AAVSO HOME > publications > ejaavso

Detection of Transits of Extrasolar Giant Planets with Inexpensive Telescopes and CCDs


pdf   ps


Timothy P. Castellano

NASA Ames Research Center, Astrophysics Branch, MS 245-6, Moffett Field, CA 94035


Gregory Laughlin

Richard Stone Terry

UCO/Lick Observatory, University of California, Santa Cruz, CA 95064


Michael Kaufman

Seth Hubbert

GionMatthias Schelbert

San Jose State University, Department of Physics, One Washington Square, San Jose, CA, 95192


Dorian Bohler

Randy Rhodes

National Association for Equal Opportunity in Higher Education, NASA Ames Research Academy, MS 19-48, Moffett Field, CA 94035


Received August 26, 2004; revised November 10, 2004; accepted November 10, 2004


Abstract  A typical short-period giant planet occulting a parent star can produce a ~1% dimming of the star’s light for an interval of several hours. The combination of photometric and Doppler radial velocity (RV) measurements of a transiting extrasolar planet can yield unambiguous measurements of the planet’s mass, radius, density, and exact orbital parameters. In this article, we describe a low-cost observational and data-reduction pipeline which can be used to obtain 3 milli-magnitude photometry with a small-aperture telescope and a consumer-grade CCD detector. This precision is sufficient to reliably detect the transit of a giant planet. We discuss noise sources, and evaluate strategies for achieving a low overall noise floor. We describe the performance of our pipeline in a successful observation of an HD 209458 “b” transit, and in a photometric survey of GJ 876 during an epoch in which we predicted that GJ 876 “c” (P ~30d) could potentially be observed to transit. We also briefly describe the status of the ongoing www.transitsearch.org project, which coordinates a photometric search for planetary transits among known planet-bearing stars.

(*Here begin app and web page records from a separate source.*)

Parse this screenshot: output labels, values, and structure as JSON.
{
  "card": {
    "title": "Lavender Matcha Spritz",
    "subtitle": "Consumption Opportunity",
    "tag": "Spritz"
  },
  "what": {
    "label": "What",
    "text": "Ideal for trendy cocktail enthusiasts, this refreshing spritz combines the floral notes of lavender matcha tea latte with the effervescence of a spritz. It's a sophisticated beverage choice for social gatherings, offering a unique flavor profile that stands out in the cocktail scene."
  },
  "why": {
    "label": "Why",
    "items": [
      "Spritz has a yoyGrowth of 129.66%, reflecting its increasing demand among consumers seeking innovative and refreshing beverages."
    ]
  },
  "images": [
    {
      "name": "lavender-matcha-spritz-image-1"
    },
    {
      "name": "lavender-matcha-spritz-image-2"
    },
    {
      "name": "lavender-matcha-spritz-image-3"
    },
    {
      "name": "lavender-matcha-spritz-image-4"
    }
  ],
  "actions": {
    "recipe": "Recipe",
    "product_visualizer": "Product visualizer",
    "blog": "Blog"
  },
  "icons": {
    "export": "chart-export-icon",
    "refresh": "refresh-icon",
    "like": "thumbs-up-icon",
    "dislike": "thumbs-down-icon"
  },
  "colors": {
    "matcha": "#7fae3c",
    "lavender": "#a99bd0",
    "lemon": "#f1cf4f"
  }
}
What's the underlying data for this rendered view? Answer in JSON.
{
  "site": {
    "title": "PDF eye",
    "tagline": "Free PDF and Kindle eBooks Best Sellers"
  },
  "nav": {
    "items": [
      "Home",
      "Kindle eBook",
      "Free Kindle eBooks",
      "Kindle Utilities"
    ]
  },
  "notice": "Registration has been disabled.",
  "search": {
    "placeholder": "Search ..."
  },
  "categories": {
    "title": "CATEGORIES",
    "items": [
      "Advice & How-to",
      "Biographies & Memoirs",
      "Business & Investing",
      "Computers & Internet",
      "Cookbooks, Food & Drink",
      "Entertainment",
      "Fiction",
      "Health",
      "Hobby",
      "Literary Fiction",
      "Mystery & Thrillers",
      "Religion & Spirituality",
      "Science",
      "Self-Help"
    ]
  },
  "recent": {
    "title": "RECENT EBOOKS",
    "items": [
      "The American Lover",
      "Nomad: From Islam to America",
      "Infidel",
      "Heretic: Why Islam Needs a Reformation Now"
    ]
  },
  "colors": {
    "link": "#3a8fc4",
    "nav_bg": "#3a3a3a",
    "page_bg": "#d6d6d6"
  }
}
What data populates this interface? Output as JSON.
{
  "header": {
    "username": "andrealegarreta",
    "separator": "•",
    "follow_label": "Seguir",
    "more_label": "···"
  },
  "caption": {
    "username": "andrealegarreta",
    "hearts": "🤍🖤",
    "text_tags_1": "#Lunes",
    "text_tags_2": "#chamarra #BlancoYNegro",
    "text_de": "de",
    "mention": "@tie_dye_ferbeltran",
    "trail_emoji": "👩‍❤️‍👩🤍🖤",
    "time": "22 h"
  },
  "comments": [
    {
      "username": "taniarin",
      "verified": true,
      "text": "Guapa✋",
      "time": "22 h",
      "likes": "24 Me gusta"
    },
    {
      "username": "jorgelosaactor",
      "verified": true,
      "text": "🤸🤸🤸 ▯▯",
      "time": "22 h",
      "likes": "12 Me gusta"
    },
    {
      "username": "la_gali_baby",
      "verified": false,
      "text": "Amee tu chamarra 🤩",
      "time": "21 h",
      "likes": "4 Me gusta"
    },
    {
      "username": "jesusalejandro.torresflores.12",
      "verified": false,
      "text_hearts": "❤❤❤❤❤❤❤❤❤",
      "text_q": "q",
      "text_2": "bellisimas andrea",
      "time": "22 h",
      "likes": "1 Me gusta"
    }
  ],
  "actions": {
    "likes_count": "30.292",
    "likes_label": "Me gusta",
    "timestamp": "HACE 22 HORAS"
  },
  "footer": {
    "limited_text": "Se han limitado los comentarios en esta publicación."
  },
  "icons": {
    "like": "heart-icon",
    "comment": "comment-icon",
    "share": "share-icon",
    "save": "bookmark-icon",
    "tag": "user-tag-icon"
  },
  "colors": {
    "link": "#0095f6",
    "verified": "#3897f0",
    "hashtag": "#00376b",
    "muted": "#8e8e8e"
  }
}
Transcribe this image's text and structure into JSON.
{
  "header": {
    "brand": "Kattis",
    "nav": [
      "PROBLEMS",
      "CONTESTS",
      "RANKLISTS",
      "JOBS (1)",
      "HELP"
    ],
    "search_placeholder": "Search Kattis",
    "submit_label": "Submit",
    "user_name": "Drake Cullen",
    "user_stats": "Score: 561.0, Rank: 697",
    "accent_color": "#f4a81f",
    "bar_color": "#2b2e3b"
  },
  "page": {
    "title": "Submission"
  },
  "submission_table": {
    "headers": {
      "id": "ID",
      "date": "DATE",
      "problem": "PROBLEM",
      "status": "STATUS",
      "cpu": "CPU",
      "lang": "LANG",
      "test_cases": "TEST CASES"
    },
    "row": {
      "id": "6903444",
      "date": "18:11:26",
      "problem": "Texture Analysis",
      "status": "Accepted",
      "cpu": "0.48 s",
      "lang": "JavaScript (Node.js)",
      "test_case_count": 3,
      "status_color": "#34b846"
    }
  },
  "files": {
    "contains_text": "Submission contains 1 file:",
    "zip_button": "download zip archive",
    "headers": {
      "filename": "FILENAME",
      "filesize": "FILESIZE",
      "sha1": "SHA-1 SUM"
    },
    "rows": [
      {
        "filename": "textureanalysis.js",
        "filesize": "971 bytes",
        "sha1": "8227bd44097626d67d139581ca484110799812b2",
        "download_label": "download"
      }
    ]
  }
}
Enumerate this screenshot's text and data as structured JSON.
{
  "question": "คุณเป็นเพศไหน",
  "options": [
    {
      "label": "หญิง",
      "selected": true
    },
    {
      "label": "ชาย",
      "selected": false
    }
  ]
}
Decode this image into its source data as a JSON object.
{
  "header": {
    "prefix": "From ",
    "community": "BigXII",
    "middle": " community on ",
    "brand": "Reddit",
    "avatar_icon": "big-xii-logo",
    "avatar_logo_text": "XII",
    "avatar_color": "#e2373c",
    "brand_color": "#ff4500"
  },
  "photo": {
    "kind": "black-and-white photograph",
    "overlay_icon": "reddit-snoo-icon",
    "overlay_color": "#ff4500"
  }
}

Link to ADS abstract, article and citation information

  search engine |  site map |  links |  contact us